### PROBLEM:
Make a verbatim copy of the entries below; pictures stay out.

[Web page and app entries]
++++++++++++++++++++

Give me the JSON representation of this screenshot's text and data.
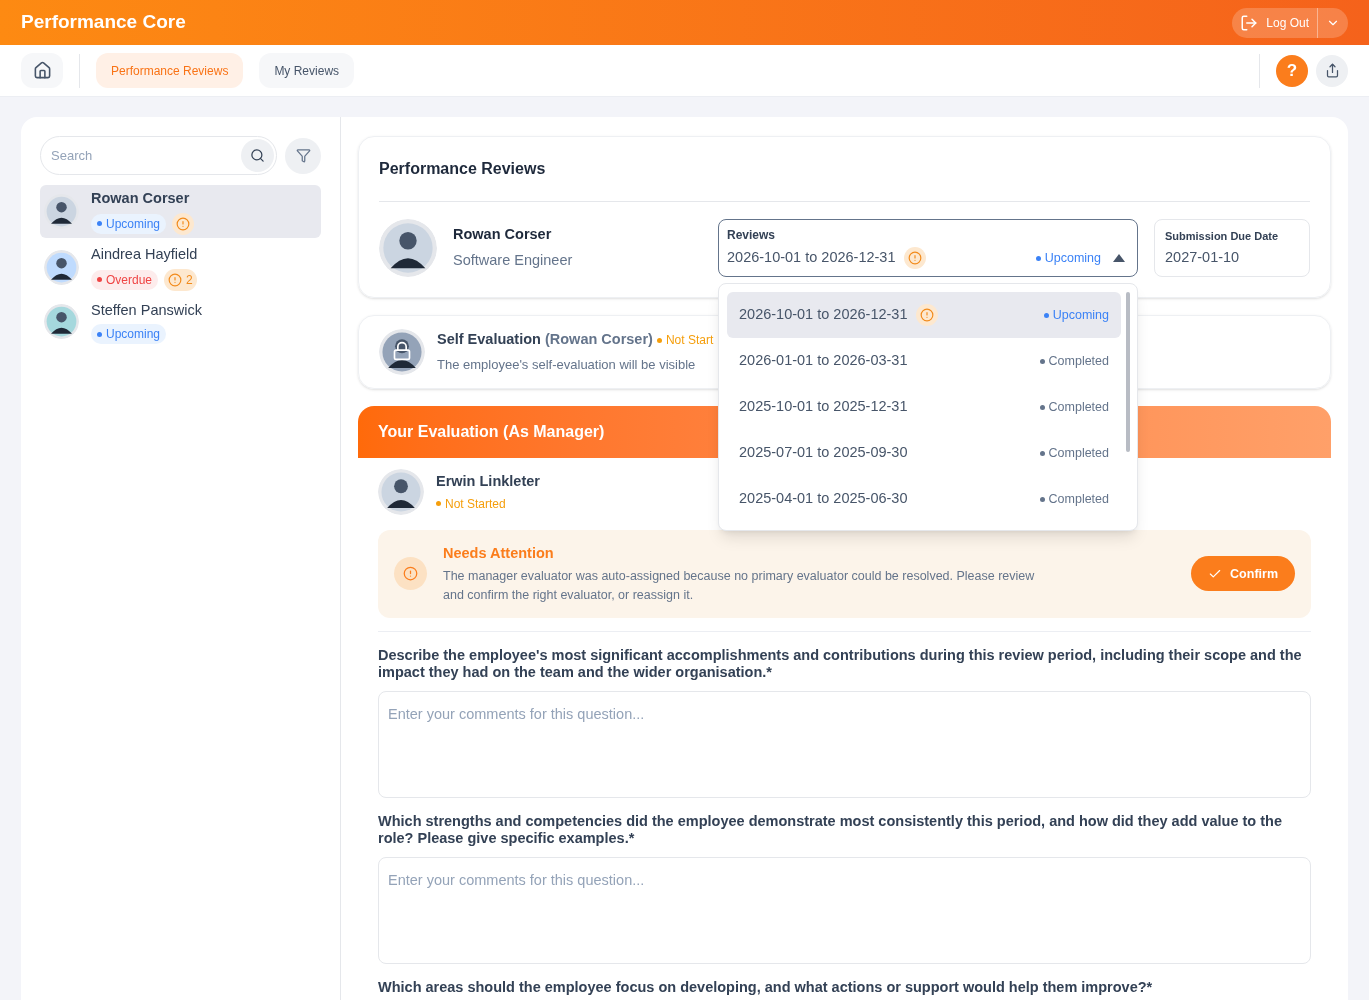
{
  "app": {
    "title": "Performance Core",
    "logout_button": "Log Out"
  },
  "nav": {
    "tabs": [
      {
        "label": "Performance Reviews",
        "selected": true
      },
      {
        "label": "My Reviews",
        "selected": false
      }
    ],
    "help_button": "?"
  },
  "sidebar": {
    "search": {
      "placeholder": "Search"
    },
    "employees": [
      {
        "name": "Rowan Corser",
        "selected": true,
        "status": {
          "label": "Upcoming",
          "kind": "upcoming"
        },
        "alert": true
      },
      {
        "name": "Aindrea Hayfield",
        "selected": false,
        "status": {
          "label": "Overdue",
          "kind": "overdue"
        },
        "alert": true,
        "alert_count": "2"
      },
      {
        "name": "Steffen Panswick",
        "selected": false,
        "status": {
          "label": "Upcoming",
          "kind": "upcoming"
        },
        "alert": false
      }
    ]
  },
  "review_header": {
    "title": "Performance Reviews",
    "employee": {
      "name": "Rowan Corser",
      "role": "Software Engineer"
    },
    "reviews_select": {
      "label": "Reviews",
      "value": "2026-10-01 to 2026-12-31",
      "alert": true,
      "status": {
        "label": "Upcoming",
        "kind": "upcoming"
      },
      "expanded": true,
      "options": [
        {
          "period": "2026-10-01 to 2026-12-31",
          "alert": true,
          "selected": true,
          "status": {
            "label": "Upcoming",
            "kind": "upcoming"
          }
        },
        {
          "period": "2026-01-01 to 2026-03-31",
          "alert": false,
          "selected": false,
          "status": {
            "label": "Completed",
            "kind": "completed"
          }
        },
        {
          "period": "2025-10-01 to 2025-12-31",
          "alert": false,
          "selected": false,
          "status": {
            "label": "Completed",
            "kind": "completed"
          }
        },
        {
          "period": "2025-07-01 to 2025-09-30",
          "alert": false,
          "selected": false,
          "status": {
            "label": "Completed",
            "kind": "completed"
          }
        },
        {
          "period": "2025-04-01 to 2025-06-30",
          "alert": false,
          "selected": false,
          "status": {
            "label": "Completed",
            "kind": "completed"
          }
        }
      ]
    },
    "due_date": {
      "label": "Submission Due Date",
      "value": "2027-01-10"
    }
  },
  "self_evaluation": {
    "title": "Self Evaluation",
    "owner": "(Rowan Corser)",
    "status": {
      "label": "Not Start",
      "kind": "not_started"
    },
    "description": "The employee's self-evaluation will be visible"
  },
  "manager_section": {
    "title": "Your Evaluation (As Manager)",
    "evaluator": {
      "name": "Erwin Linkleter",
      "status": {
        "label": "Not Started",
        "kind": "not_started"
      }
    },
    "notice": {
      "title": "Needs Attention",
      "text": "The manager evaluator was auto-assigned because no primary evaluator could be resolved. Please review and confirm the right evaluator, or reassign it.",
      "button": "Confirm"
    },
    "questions": [
      {
        "text": "Describe the employee's most significant accomplishments and contributions during this review period, including their scope and the impact they had on the team and the wider organisation.*",
        "placeholder": "Enter your comments for this question..."
      },
      {
        "text": "Which strengths and competencies did the employee demonstrate most consistently this period, and how did they add value to the role? Please give specific examples.*",
        "placeholder": "Enter your comments for this question..."
      },
      {
        "text": "Which areas should the employee focus on developing, and what actions or support would help them improve?*"
      }
    ]
  }
}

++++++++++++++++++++

### SOLUTION TO THIS PROBLEM:
Give me the JSON representation of this screenshot's text and data.
{
  "app": {
    "title": "Performance Core",
    "logout_button": "Log Out"
  },
  "nav": {
    "tabs": [
      {
        "label": "Performance Reviews",
        "selected": true
      },
      {
        "label": "My Reviews",
        "selected": false
      }
    ],
    "help_button": "?"
  },
  "sidebar": {
    "search": {
      "placeholder": "Search"
    },
    "employees": [
      {
        "name": "Rowan Corser",
        "selected": true,
        "status": {
          "label": "Upcoming",
          "kind": "upcoming"
        },
        "alert": true
      },
      {
        "name": "Aindrea Hayfield",
        "selected": false,
        "status": {
          "label": "Overdue",
          "kind": "overdue"
        },
        "alert": true,
        "alert_count": "2"
      },
      {
        "name": "Steffen Panswick",
        "selected": false,
        "status": {
          "label": "Upcoming",
          "kind": "upcoming"
        },
        "alert": false
      }
    ]
  },
  "review_header": {
    "title": "Performance Reviews",
    "employee": {
      "name": "Rowan Corser",
      "role": "Software Engineer"
    },
    "reviews_select": {
      "label": "Reviews",
      "value": "2026-10-01 to 2026-12-31",
      "alert": true,
      "status": {
        "label": "Upcoming",
        "kind": "upcoming"
      },
      "expanded": true,
      "options": [
        {
          "period": "2026-10-01 to 2026-12-31",
          "alert": true,
          "selected": true,
          "status": {
            "label": "Upcoming",
            "kind": "upcoming"
          }
        },
        {
          "period": "2026-01-01 to 2026-03-31",
          "alert": false,
          "selected": false,
          "status": {
            "label": "Completed",
            "kind": "completed"
          }
        },
        {
          "period": "2025-10-01 to 2025-12-31",
          "alert": false,
          "selected": false,
          "status": {
            "label": "Completed",
            "kind": "completed"
          }
        },
        {
          "period": "2025-07-01 to 2025-09-30",
          "alert": false,
          "selected": false,
          "status": {
            "label": "Completed",
            "kind": "completed"
          }
        },
        {
          "period": "2025-04-01 to 2025-06-30",
          "alert": false,
          "selected": false,
          "status": {
            "label": "Completed",
            "kind": "completed"
          }
        }
      ]
    },
    "due_date": {
      "label": "Submission Due Date",
      "value": "2027-01-10"
    }
  },
  "self_evaluation": {
    "title": "Self Evaluation",
    "owner": "(Rowan Corser)",
    "status": {
      "label": "Not Start",
      "kind": "not_started"
    },
    "description": "The employee's self-evaluation will be visible"
  },
  "manager_section": {
    "title": "Your Evaluation (As Manager)",
    "evaluator": {
      "name": "Erwin Linkleter",
      "status": {
        "label": "Not Started",
        "kind": "not_started"
      }
    },
    "notice": {
      "title": "Needs Attention",
      "text": "The manager evaluator was auto-assigned because no primary evaluator could be resolved. Please review and confirm the right evaluator, or reassign it.",
      "button": "Confirm"
    },
    "questions": [
      {
        "text": "Describe the employee's most significant accomplishments and contributions during this review period, including their scope and the impact they had on the team and the wider organisation.*",
        "placeholder": "Enter your comments for this question..."
      },
      {
        "text": "Which strengths and competencies did the employee demonstrate most consistently this period, and how did they add value to the role? Please give specific examples.*",
        "placeholder": "Enter your comments for this question..."
      },
      {
        "text": "Which areas should the employee focus on developing, and what actions or support would help them improve?*"
      }
    ]
  }
}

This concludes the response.